Roberts & Tilton / Los Angeles
TRANSFORMATION CAN BE PERILOUS TERRITORY FOR AN ARTIST TO navigate, and to be authentic necessarily involves pain, either psychic or physical. Daniel Joseph Martinez’ newest exhibition, the first in Los Angeles in five years, displays a fiercely compelling and forceful visual lexicon drawn from the artist’s personal associations with body dysmorphia, and which combines images of the physical body with overtly politically-charged iconography including the Statue of Liberty and various religious artifacts.
Working with large-scale photographic images, sculptural works, and found objects including a police riot shield, neon signage and a bullhorn used largely by street preachers, Martinez communicates a rapidly unraveling human dystopia as everywhere people struggle to express their own identities despite the fact that space is getting tighter and money more scarce.
In the photographs, the artist transgresses against his own body, sporting a grotesque hunchback and positioning himself at various turns on a prayer rug, or wearing a papal tiara and a mask that has a vague and unsettling resemblance to Richard Nixon. In several images his tattooed arms display the holiest Hebrew prayer: “Hear Israel, God is one,” written in Latin, Hebrew and Arabic, further exemplifying the body as a politicized public space where pain is often invisible. But pain is a universal human experience around which entire civilizations have rallied and here Martinez implicates the entire living world. Each photograph leans against the gallery wall, yet the content of each is painfully aggressive. We are reminded of artists like Coco Fusco, Cildo Meireles and Ken Gonzalez-Day who have charted similar territories, recalibrating history with all its itinerant ugliness and violence, conflating public and private spaces to reflect a more authentic experience of the world.
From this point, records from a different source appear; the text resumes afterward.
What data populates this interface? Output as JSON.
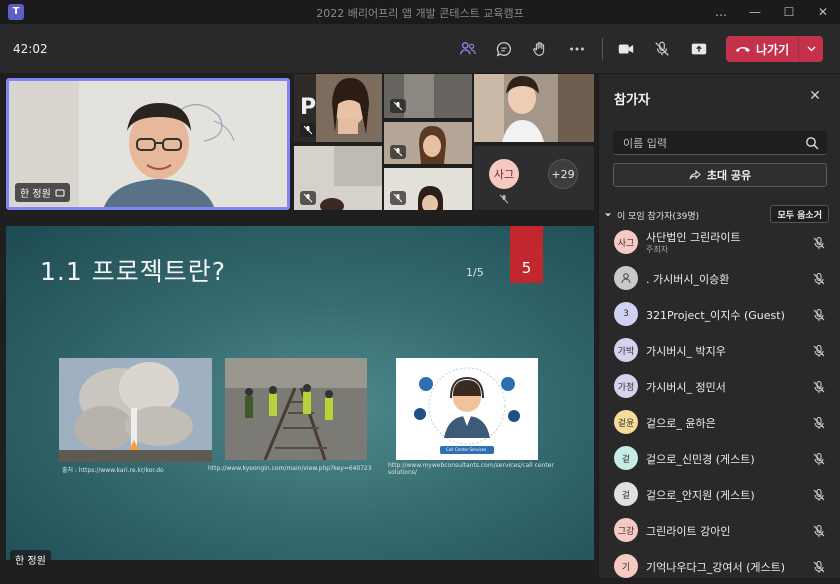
{
  "window": {
    "title": "2022 배리어프리 앱 개발 콘테스트 교육캠프",
    "controls": [
      "…",
      "—",
      "☐",
      "✕"
    ]
  },
  "toolbar": {
    "timer": "42:02",
    "leave_label": "나가기",
    "icons": [
      "people-icon",
      "chat-icon",
      "raise-hand-icon",
      "more-icon",
      "camera-icon",
      "mic-off-icon",
      "share-icon"
    ]
  },
  "stage": {
    "main_speaker_name": "한 정원",
    "overflow_count": "+29",
    "small_avatar_initials": "사그",
    "presenter_name": "한 정원"
  },
  "slide": {
    "title": "1.1 프로젝트란?",
    "page": "1/5",
    "number": "5",
    "captions": [
      "출처 : https://www.kari.re.kr/kor.do",
      "http://www.kyeongin.com/main/view.php?key=640723",
      "http://www.mywebconsultants.com/services/call center solutions/"
    ],
    "callcenter_label": "Call Center Services"
  },
  "panel": {
    "title": "참가자",
    "search_placeholder": "이름 입력",
    "invite_label": "초대 공유",
    "section_label": "이 모임 참가자(39명)",
    "mute_all_label": "모두 음소거",
    "participants": [
      {
        "initials": "사그",
        "name": "사단법인 그린라이트",
        "role": "주최자",
        "color": "#f6c9c3"
      },
      {
        "initials": "",
        "name": ". 가시버시_이승환",
        "role": "",
        "color": "#c9c9c9"
      },
      {
        "initials": "3",
        "name": "321Project_이지수 (Guest)",
        "role": "",
        "color": "#cfd2f2"
      },
      {
        "initials": "가박",
        "name": "가시버시_ 박지우",
        "role": "",
        "color": "#d8d0ee"
      },
      {
        "initials": "가정",
        "name": "가시버시_ 정민서",
        "role": "",
        "color": "#d8d0ee"
      },
      {
        "initials": "겉윤",
        "name": "겉으로_ 윤하은",
        "role": "",
        "color": "#f5dc9a"
      },
      {
        "initials": "겉",
        "name": "겉으로_신민경 (게스트)",
        "role": "",
        "color": "#c5ece5"
      },
      {
        "initials": "겉",
        "name": "겉으로_안지원 (게스트)",
        "role": "",
        "color": "#e0e0e0"
      },
      {
        "initials": "그강",
        "name": "그린라이트 강아인",
        "role": "",
        "color": "#f6c9c3"
      },
      {
        "initials": "기",
        "name": "기억나우다그_강여서 (게스트)",
        "role": "",
        "color": "#f6c9c3"
      }
    ]
  }
}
Martinez’ immense sculptural work titled Who Killed Liberty, Can You Hear That, It’s The Sound Of Inevitability, The Sound Of Your Death (2012) literally pierces the gallery wall leading from the main space into the adjacent project room. It operates as a “fallen angel,” revealing to us our own human shortcomings and inadequacies. A mirror, affixed to the bottom of the massive work and in which we cannot help but find our own faces, is also angled awkwardly toward the ceiling, further skewing our perceptions of ourselves. Lady Liberty appears thus truncated, profoundly damaged and crumbling as though the weight of today’s fractured political climate were dragging her down. In addition, a gold-plated multiple edition of the statue further collapses “liberty” with commodification, as though our basic human, and supposedly inalienable rights, i.e., life, liberty and the pursuit of happiness, can be bought and sold at a price, thus completely nullifying their original meaning.
Ultimately, Martinez suggests that democracy and all it once stood for is broken in much the same way our collective human consciousness and our bodies are ailing, yet we are trapped inside them and all we have created. Liberty is in the final devastating throes of her own death. This politically charged symbol appears to be languishing in her own liminal and uncertain transformation, and perhaps all of us on the planet are headed toward the same ambiguous, painful end.
– Eve Wood